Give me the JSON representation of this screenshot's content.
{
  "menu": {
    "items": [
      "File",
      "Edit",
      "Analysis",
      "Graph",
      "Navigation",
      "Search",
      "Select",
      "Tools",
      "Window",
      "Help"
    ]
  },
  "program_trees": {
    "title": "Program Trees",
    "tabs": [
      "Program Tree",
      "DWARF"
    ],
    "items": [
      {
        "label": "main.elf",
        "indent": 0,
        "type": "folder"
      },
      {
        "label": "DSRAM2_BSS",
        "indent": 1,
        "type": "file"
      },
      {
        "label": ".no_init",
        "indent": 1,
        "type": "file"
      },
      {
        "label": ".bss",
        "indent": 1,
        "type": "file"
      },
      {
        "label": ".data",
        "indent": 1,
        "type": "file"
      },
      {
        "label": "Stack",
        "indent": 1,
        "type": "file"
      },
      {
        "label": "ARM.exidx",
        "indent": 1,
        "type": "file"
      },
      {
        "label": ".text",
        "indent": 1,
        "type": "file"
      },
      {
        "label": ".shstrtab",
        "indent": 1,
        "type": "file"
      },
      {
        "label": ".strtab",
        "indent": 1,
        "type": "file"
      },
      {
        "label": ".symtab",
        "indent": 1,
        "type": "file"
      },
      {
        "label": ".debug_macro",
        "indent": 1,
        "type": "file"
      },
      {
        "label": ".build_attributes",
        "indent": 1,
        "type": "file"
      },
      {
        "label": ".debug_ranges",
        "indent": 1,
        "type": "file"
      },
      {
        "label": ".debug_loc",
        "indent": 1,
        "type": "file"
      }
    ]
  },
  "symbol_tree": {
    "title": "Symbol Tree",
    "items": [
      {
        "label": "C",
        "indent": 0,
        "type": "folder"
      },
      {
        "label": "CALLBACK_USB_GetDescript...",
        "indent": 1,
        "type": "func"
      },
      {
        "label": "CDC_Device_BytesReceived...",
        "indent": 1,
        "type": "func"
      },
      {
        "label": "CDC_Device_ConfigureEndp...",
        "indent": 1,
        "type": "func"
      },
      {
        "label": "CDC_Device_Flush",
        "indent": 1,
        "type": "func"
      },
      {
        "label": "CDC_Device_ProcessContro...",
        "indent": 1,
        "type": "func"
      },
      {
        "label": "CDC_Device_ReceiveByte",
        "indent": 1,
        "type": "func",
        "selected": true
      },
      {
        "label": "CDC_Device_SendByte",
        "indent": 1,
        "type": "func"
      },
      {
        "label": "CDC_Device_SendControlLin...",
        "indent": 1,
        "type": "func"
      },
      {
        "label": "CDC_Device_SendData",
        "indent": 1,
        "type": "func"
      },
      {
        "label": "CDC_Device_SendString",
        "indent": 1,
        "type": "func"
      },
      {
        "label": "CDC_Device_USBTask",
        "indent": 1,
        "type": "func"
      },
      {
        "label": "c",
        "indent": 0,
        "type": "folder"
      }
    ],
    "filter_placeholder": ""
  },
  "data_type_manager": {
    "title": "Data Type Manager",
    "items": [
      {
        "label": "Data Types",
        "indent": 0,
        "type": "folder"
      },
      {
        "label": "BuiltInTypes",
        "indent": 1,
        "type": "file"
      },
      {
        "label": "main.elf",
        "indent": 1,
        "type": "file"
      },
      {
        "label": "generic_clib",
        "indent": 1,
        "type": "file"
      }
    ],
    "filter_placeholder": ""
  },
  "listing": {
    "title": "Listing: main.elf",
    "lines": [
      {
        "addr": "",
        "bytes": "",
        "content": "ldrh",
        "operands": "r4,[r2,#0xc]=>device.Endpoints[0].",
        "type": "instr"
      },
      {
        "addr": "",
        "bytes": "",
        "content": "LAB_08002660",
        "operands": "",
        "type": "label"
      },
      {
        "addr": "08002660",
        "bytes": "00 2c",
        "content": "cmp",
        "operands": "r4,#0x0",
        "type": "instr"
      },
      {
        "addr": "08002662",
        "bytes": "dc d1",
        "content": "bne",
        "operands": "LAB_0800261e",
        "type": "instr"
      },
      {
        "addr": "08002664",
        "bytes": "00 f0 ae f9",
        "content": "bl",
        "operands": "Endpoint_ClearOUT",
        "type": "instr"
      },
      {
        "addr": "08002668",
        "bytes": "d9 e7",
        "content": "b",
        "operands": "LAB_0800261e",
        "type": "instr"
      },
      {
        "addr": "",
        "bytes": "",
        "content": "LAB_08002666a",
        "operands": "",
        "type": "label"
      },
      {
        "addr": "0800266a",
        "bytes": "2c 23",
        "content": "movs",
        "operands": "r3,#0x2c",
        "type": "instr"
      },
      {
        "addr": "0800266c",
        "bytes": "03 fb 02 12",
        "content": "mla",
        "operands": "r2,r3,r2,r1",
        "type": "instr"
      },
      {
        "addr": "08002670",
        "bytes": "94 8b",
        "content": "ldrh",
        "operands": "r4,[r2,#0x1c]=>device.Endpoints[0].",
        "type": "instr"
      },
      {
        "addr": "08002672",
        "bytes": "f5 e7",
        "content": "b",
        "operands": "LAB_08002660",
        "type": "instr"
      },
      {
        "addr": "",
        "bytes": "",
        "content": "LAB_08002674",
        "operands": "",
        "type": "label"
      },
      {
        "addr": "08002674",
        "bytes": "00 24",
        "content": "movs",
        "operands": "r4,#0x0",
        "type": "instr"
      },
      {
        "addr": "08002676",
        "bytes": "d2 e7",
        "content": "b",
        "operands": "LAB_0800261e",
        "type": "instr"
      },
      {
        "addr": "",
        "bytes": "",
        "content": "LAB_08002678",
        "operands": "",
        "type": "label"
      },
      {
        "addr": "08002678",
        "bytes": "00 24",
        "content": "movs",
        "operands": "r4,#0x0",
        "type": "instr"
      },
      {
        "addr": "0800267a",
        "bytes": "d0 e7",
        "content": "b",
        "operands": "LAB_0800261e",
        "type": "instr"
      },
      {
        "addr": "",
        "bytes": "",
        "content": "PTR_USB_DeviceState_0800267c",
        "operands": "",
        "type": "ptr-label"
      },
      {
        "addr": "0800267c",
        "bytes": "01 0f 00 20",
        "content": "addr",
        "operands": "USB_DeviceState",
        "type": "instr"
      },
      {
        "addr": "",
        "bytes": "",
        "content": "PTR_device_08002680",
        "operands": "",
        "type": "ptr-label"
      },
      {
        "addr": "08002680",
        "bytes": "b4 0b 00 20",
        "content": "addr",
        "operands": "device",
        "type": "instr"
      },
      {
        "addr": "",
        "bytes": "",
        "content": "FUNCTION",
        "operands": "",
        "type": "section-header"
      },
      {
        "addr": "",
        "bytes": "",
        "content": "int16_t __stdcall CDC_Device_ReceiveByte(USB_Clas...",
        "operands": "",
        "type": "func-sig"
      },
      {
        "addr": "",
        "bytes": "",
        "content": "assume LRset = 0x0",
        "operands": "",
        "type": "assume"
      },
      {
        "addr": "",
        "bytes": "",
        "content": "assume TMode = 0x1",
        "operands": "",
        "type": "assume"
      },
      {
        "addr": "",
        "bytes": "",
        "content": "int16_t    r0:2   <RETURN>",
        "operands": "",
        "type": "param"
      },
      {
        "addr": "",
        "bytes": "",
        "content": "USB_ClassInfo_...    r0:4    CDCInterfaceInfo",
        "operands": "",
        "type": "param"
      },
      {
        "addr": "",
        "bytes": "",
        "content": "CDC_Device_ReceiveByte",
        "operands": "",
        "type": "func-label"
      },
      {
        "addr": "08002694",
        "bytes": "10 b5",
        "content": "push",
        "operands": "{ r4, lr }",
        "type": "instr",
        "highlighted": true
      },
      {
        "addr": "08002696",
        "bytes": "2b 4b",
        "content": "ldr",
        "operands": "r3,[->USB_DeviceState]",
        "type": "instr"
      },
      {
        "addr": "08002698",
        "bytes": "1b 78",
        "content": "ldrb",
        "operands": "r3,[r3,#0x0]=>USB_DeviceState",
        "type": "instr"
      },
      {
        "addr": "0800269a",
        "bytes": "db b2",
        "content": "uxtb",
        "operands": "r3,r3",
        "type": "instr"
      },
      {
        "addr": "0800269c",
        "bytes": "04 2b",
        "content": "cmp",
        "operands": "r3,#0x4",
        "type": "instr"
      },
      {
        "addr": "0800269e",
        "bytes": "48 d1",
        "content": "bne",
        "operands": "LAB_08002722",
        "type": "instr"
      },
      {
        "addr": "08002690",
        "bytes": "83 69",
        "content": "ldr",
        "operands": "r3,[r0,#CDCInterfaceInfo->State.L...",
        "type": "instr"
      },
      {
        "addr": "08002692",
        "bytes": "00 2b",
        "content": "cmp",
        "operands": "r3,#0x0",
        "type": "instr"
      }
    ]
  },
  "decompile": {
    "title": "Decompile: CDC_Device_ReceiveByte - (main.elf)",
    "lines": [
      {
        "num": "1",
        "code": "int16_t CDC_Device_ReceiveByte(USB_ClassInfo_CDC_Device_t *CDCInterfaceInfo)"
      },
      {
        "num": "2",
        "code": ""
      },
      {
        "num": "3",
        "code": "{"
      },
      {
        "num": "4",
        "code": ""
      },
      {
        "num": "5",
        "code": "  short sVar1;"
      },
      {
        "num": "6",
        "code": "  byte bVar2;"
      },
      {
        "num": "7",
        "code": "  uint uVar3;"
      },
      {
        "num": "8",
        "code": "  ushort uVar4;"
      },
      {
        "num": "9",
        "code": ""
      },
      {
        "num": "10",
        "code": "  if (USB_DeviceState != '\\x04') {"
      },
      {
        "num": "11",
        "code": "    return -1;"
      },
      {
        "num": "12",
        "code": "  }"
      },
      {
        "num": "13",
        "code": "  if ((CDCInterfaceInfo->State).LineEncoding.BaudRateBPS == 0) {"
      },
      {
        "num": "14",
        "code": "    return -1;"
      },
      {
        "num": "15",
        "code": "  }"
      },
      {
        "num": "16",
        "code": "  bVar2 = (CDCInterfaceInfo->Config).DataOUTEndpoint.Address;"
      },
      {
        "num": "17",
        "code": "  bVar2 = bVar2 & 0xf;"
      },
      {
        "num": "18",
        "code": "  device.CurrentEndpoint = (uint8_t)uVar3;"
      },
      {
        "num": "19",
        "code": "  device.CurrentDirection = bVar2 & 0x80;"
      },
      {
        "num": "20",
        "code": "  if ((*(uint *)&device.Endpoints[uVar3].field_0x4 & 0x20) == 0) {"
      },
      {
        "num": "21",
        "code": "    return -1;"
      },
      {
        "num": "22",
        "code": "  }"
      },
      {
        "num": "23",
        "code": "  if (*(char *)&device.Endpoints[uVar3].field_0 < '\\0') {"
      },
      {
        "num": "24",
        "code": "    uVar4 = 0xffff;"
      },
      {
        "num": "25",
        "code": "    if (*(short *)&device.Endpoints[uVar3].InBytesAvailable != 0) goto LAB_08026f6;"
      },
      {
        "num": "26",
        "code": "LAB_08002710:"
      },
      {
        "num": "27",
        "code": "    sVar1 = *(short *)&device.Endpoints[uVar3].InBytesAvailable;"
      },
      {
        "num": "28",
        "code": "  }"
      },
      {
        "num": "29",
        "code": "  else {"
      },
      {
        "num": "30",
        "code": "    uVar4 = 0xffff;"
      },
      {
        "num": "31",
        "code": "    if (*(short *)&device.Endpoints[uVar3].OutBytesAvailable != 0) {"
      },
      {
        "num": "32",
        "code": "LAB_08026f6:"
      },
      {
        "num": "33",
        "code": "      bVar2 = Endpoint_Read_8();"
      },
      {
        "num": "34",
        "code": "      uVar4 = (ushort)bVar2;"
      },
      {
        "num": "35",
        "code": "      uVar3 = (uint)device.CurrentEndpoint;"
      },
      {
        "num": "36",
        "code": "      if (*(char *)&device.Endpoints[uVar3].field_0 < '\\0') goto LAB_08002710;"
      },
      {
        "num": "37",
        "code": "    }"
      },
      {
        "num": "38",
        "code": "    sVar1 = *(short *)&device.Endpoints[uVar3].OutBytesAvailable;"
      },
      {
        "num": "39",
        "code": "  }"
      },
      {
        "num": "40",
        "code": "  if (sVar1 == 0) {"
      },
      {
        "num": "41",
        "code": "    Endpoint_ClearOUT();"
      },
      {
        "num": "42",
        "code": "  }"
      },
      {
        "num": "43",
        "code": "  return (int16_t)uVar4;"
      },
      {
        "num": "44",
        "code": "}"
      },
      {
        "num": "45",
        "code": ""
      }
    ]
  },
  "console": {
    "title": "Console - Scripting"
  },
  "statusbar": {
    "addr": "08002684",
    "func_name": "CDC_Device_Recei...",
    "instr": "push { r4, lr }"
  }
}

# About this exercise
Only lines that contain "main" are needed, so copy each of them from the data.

# Result
        "label": "main.elf",
        "label": "main.elf",
    "title": "Listing: main.elf",
    "title": "Decompile: CDC_Device_ReceiveByte - (main.elf)",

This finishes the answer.